Garry Monk challenges Swansea City to continue their success story
SWANSEA City will head off on yet another bus parade today with Garry Monk confident they can continue on the road to success.
Swansea have been one long good news story since that pivotal win over Hull City ten years ago ensured they dodged the drop to the Conference.
Where will it all end? Given that Swansea are now in the top half of the Premier League and have a major trophy to wave at their fans this afternoon, there are some who would argue that there is little room left for progress.
But Monk is convinced Swansea can keep on moving forward.
Swansea's club skipper joined the club when they had just registered a nondescript mid-table finish in the fourth tier of English football in 2004.
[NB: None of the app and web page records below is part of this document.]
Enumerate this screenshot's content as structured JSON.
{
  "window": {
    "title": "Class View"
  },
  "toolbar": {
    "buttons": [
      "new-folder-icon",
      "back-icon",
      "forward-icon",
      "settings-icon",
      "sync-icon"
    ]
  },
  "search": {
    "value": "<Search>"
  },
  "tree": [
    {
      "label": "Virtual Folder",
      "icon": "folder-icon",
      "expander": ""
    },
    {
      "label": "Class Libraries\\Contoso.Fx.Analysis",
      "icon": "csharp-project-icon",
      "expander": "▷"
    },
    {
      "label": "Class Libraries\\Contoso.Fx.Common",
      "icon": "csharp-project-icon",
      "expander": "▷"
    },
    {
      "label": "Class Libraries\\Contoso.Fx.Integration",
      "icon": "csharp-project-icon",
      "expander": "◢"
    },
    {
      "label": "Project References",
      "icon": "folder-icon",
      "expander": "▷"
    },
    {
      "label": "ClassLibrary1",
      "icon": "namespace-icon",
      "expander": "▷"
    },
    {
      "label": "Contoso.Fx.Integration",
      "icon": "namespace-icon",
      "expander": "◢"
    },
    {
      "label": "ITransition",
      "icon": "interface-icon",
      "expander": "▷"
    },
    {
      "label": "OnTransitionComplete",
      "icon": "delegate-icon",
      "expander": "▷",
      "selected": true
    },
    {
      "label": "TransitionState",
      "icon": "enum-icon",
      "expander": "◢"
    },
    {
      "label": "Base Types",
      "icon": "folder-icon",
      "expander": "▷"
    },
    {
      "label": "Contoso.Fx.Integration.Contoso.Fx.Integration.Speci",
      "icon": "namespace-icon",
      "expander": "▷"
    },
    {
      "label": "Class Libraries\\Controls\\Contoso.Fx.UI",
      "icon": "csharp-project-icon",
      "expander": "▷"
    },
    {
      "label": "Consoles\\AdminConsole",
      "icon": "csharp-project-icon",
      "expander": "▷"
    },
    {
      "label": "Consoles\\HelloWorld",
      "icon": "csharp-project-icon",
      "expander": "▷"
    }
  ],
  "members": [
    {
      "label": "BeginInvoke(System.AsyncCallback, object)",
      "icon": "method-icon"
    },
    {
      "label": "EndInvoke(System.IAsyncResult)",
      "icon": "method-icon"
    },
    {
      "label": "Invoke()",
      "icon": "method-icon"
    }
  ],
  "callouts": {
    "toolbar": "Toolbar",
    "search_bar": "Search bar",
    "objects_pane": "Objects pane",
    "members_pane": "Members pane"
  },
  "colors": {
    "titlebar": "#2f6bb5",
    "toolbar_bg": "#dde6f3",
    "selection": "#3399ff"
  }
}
He helped Swansea win promotion that season — which meant a fitting end to life at Vetch Field — and wore the armband as Roberto Martinez masterminded the League One title win of 2008.
Monk then played a big part as Swansea reached the Premier League under Brendan Rodgers and, while he has never been a regular in the top flight, he remains at the heart of Michael Laudrup's squad.
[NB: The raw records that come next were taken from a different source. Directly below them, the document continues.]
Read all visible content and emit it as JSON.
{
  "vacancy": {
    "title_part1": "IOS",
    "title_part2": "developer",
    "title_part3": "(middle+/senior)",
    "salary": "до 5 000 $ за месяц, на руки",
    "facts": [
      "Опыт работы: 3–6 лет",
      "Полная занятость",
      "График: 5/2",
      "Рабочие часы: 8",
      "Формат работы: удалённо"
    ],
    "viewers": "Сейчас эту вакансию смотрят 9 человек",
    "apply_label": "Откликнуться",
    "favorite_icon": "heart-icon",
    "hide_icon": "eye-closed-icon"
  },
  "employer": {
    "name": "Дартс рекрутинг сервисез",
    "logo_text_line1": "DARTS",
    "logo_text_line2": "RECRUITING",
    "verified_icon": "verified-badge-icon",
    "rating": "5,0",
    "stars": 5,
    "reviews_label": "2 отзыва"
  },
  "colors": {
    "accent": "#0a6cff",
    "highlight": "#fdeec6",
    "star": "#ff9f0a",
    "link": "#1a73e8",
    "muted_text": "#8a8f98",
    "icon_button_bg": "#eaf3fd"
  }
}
He began Sunday's Capital One Cup final on the substitutes' bench, but arrived in the second half as Swansea dismantled Bradford City and then lifted the trophy alongside team captain Ashley Williams.
And after years spent fighting to put Swansea on the footballing map, Monk believes the club are finally getting the recognition they deserve.
"I think when we first started playing the football we play, teams didn't know what to expect," the 33-year-old says.
"Now people know what we're about but whoever we play, even the biggest sides, they know they're in for a game against us, especially at the Liberty.
"We have a great reputation now but it's deserved, we are up there on merit.
"We've been fighting for so long for people to recognise what we do, now when the attention and the recognition comes we can relish it.
"But the main thing for us is that we keep progressing, that's so important.
"We've done that every season — the club keeps progressing and the team keeps progressing.
"And as well as we've done, we need to try to keep pushing on and making sure days like Sunday don't stop."
Swansea will have a new arena in which to build their reputation next season, a new front on which to fight.
They look like maintaining their top-flight status with something to spare this spring, just as was the case last term under Brendan Rodgers.
There is a theory — which is backed by a considerable amount of evidence from other clubs — that having to compete in Europe can have a negative impact on a team's domestic form.
But Swansea chairman Huw Jenkins is adamant Laudrup's men will be able to give the Europa League a go next season while continuing to stabilise in the Premier League.
And there are plenty suggesting already that Swansea's continental passing style will help them thrive when they tackle overseas opponents.
"I hope Europe could suit us," says Monk.
"I don't want to look too far ahead because we want to enjoy winning the cup and then concentrate on making sure we finish the season strongly.
"But when Europe comes around, I'm sure it will be something we can relish as a club. We'll really make the most of it.
"We'll probably end up doing some air miles — we'll get a trip to Azerbaijan or something like that — but just to be in with the chance is amazing. We can all take something from the experience of winning a cup, and now we can all look forward to Europe.
"It's such an accomplishment for us."
Laudrup's maiden season in Wales has worked out better than anyone might have expected when Rodgers quit for Liverpool.
And though Monk has not had the easiest ride under the former Getafe coach, he hopes he will be around for a while yet.
Swansea's senior central defender was told at the start of the season that he could leave the club and, but for a back injury, he might have joined Bristol City on loan.
Having stuck around, Monk made his first mark under Laudrup in the early stages of the Capital One Cup, netting a dramatic late winner at Crawley Town.
Since then the former Southampton player has continued to impress when called upon, proving that he remains capable of doing a sound job for the club he calls home.
Monk has said all along that while he is hungry to play more often, he can handle a back-up role if the team are thriving.
And though he has had a hard time trying to impress Laudrup, he does not want the Dane to go.
There are suggestions that Laudrup, like Rodgers and Martinez before him, could be tempted away by a club with greater resources.
But Monk says: "We don't anyone to go, the manager or anyone else.
"We've lost our managers for a number of years now and managed to bounce back.
"But hopefully we don't have to go through the same again because it's important the club keeps a bit of continuity and stability after the last few years.
"We've lost managers in the past and maintained our standards — and if anything actually improved — but it would be nice if we had a summer where we don't have to do interviews about who might be coming in."